Because I am technically challenged (which is par for people my age) and the idea of ordering a meal on my cell phone seemed daunting. I had used the Uber ride-sharing service a few times this year, and was very pleased I added the Uber Eats app. Once the app was installed, it was ridiculously easy. Bam: I clicked the dishes I wanted, Bam: I put in my address, Bam I entered my credit card, and that was that. Exactly when the app said my food would be ready, it was; delivered by a friendly lady with a bag from TerraSole.
The entire menu of TerraSole is available to be delivered, and I was less then spartan in what I chose.
I started with a luscious salad called Carpaccio di Barbabietole. It was thinly sliced organic local beets, baby arugula and a mound of almond goat cheese with a white truffle essence vinaigrette.
I moved on to another appetizer. This one featured speck. Speck is a seasoned and aged paper-thin slice of pig leg like prosciutto but with a richer deeper flavor. At TerraSole it is wrapped around mission figs and sided with whipped ricotta, toasted pistachios, fig infused aged balsamic vinegar. Four stars to this one!
One dish I found disappointing was the Panzenella salad. This is a traditional Italian salad made with cubes of day-old bread. It can be a very simple salad with little more then lettuce and tomato but this one had a gorgeous creamy hunk of burrata, a ball of mozzarella with a gushy creamy interior.
3 Big Shop Lane, Ridgefield
The kitchen had also added avocado, fava beans, cucumbers, multi-colored cherry tomatoes and fresh basil. I found the bread to salad ratio too far off. I prefer more bread to soak up the vinaigrette.
Polpette is a dish I had never eaten before. It contained two huge veal meatballs drifting in a cloud of polenta.
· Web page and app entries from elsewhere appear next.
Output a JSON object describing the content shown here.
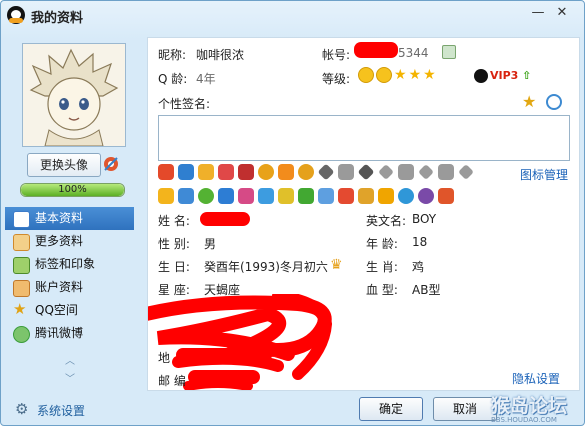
{
  "window": {
    "title": "我的资料",
    "minimize_glyph": "—",
    "close_glyph": "✕"
  },
  "sidebar": {
    "change_avatar_label": "更换头像",
    "completion_text": "100%",
    "completion": 1.0,
    "items": [
      {
        "label": "基本资料",
        "icon": "profile-card-icon",
        "color": "#3e7cc9",
        "active": true
      },
      {
        "label": "更多资料",
        "icon": "more-info-icon",
        "color": "#d08a2c",
        "active": false
      },
      {
        "label": "标签和印象",
        "icon": "tag-icon",
        "color": "#4d8b2a",
        "active": false
      },
      {
        "label": "账户资料",
        "icon": "account-icon",
        "color": "#c0782a",
        "active": false
      },
      {
        "label": "QQ空间",
        "icon": "qzone-star-icon",
        "color": "#e0a315",
        "active": false
      },
      {
        "label": "腾讯微博",
        "icon": "weibo-icon",
        "color": "#3b9d3b",
        "active": false
      }
    ]
  },
  "profile": {
    "nickname_label": "昵称:",
    "nickname": "咖啡很浓",
    "account_label": "帐号:",
    "account_suffix": "5344",
    "qage_label": "Q 龄:",
    "qage": "4年",
    "level_label": "等级:",
    "vip_label": "VIP3",
    "signature_label": "个性签名:",
    "signature": "",
    "badge_manage_label": "图标管理"
  },
  "details": {
    "name_label": "姓    名:",
    "english_name_label": "英文名:",
    "english_name": "BOY",
    "gender_label": "性    别:",
    "gender": "男",
    "age_label": "年    龄:",
    "age": "18",
    "birthday_label": "生    日:",
    "birthday": "癸酉年(1993)冬月初六",
    "zodiac_label": "生    肖:",
    "zodiac": "鸡",
    "constellation_label": "星    座:",
    "constellation": "天蝎座",
    "blood_label": "血    型:",
    "blood": "AB型",
    "address_label": "地",
    "postcode_label": "邮    编",
    "privacy_label": "隐私设置"
  },
  "footer": {
    "settings_label": "系统设置",
    "ok_label": "确定",
    "cancel_label": "取消"
  },
  "watermark": {
    "title": "猴岛论坛",
    "url": "BBS.HOUDAO.COM"
  },
  "colors": {
    "accent": "#2f72be",
    "link": "#1a62b8",
    "redaction": "#ff0000"
  }
}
The polenta was as rich and smooth as melted vanilla ice cream and if you badly need comfort food, this is the one to get.
Fresh linguine with clams is my idea of perfection. Could it survive a car trip from the restaurant to my house? Yes it did, and aside from the small yummy clams were rock shrimp cherry tomatoes, chunks of spicy sausage, white wine, parsley, pepperoncino and shaved imported bottarga.
Thinking I might not have enough (!!!!!!) I also checked the box for a delicious panko-crusted chicken breast wrapped around Prosciutto Toscano. It arrived crisp and delicious on a bed of baby arugula, with a big slice of Burrata cheese. Instead of a creamy sauce, the chef wisely finished it with natural chicken broth, a small mound of truffle-mashed Peruvian potatoes, sautéed baby spinach. Bam!
A normal person with a bag of six hardy entrees would have rung up a bunch of friends and set out an impressive spread. I am not a normal person, I am a food critic with seven broken ribs. And so I did the obvious thing. I set one place setting, poured a glass of wine and ate everything by myself.
This feast for one went beyond my best hopes. On a gloomy winter day with rain pouring down I was instantly transported to an outside table on the TerraSole patio. It was spring, the wait staff was quick with the menus, the wine list knowledgeable.
Each dish on my kitchen table was exactly like it is in “real life” at Terre Sole.
With this new-fangled Uber Eats and Grubhub I fear I have set a dangerous precedent for myself as a reviewer. Why get out of my bathrobe? Why buy gas for the car? Why have dining companions? Would it not be ultra-modern to just get everything brought to me at home? Please don’t say yes.
Jane Stern is co-author of the long-running “Roadfood” series.